    To answer your specific question I can track how I'm doing by tracking my expenses versus my estimated expenses and # of storms.
  6. JRDabs

    JRDabs Junior Member
    Messages: 26

    As stated in one of the previous posts, you need to have good historical storm data. You then base your estimate off of the estimated average snowfall. Lastly, your seasonal contracts should be multi-year. You are playing the law of averages. You may win some years and lose some years but it should average itself out. Remember, you are balancing your portfolio to ensure revenues are coming in when it does not snow much.
  7. cet

    cet PlowSite Fanatic
    Messages: 7,196
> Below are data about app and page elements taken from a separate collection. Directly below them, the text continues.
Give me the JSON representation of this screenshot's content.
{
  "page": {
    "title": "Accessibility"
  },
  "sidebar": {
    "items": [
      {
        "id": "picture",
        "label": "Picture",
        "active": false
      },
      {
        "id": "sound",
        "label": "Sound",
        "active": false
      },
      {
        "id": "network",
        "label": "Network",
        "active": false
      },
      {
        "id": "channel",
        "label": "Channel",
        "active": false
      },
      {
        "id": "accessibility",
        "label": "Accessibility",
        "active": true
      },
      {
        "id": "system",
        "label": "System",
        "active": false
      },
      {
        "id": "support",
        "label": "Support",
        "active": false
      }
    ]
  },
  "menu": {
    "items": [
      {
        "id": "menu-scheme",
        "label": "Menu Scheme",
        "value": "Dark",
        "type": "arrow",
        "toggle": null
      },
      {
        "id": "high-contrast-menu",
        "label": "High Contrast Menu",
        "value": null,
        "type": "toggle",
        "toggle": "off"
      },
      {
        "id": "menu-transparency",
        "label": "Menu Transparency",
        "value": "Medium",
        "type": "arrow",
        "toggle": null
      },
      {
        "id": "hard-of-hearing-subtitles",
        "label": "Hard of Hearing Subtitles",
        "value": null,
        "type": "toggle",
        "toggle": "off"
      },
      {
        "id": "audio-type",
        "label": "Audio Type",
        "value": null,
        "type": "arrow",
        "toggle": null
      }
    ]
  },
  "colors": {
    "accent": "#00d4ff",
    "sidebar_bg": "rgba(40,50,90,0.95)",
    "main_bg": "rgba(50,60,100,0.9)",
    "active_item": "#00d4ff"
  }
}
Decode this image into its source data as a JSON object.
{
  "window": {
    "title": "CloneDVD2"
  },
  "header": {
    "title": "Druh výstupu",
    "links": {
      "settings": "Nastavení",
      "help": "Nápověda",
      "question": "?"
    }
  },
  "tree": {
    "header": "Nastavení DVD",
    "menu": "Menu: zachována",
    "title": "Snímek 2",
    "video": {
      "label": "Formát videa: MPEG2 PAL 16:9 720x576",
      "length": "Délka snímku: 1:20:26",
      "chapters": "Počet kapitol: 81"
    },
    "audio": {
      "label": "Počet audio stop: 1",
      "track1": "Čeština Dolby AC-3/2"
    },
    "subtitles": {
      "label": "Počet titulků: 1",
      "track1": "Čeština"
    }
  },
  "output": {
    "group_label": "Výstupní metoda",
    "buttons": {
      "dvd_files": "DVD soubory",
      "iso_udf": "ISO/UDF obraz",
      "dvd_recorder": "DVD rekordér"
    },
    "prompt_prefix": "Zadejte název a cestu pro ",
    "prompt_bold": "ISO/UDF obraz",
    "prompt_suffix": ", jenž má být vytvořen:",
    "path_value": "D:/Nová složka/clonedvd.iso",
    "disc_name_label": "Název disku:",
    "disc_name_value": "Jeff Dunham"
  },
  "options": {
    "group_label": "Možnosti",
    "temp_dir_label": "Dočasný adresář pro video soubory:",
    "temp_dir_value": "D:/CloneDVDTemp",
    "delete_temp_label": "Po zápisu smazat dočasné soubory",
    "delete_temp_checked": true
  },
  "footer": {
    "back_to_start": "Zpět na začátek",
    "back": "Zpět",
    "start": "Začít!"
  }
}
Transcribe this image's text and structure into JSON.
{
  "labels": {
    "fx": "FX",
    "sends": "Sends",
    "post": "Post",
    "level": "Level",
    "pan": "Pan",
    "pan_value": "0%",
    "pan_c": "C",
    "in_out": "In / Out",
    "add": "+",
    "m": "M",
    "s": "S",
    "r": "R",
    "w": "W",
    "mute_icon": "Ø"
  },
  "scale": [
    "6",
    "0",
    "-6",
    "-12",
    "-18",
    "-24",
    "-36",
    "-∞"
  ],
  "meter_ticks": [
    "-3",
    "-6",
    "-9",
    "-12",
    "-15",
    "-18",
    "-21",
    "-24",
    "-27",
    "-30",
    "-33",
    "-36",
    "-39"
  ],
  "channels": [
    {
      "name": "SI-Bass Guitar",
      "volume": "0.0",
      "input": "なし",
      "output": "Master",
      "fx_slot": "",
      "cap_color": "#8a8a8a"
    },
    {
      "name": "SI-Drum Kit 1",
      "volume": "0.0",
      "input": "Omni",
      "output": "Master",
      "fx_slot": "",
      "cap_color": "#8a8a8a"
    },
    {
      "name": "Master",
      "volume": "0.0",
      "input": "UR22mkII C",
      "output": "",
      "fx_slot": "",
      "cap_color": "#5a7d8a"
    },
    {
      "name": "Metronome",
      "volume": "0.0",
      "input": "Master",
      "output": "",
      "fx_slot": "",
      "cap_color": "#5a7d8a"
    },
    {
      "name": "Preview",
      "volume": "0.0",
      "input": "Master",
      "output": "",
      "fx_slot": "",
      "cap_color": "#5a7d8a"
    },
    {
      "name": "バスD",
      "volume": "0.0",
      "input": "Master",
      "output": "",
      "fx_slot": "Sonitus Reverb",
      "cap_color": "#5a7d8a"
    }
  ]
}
    JRDabs is correct where you have to have multi year contracts. I still look at is this way. If my average snowfalls is between 15-18 and it snows 21 I am out the time and gas for the extra 3 snowfalls. All my expenses are in the 15-18 pricing. If I am plowing by the snowfall and it only snows 8 times I have to cover all my overhead in those 8 snowfalls and there might not be to much money left. There are pros and cons to both and I have a mix of each which also helps on the real bad years.
  8. drplow

    drplow Senior Member
    Messages: 174

    i base all my residentials on the dozen rule. if the average season reaps 12 plowings then if there are less i make more loot. if i plow more than 12 times, my profits will fall. you cant plow for one year and figure it all out, but after a few, its a breeze.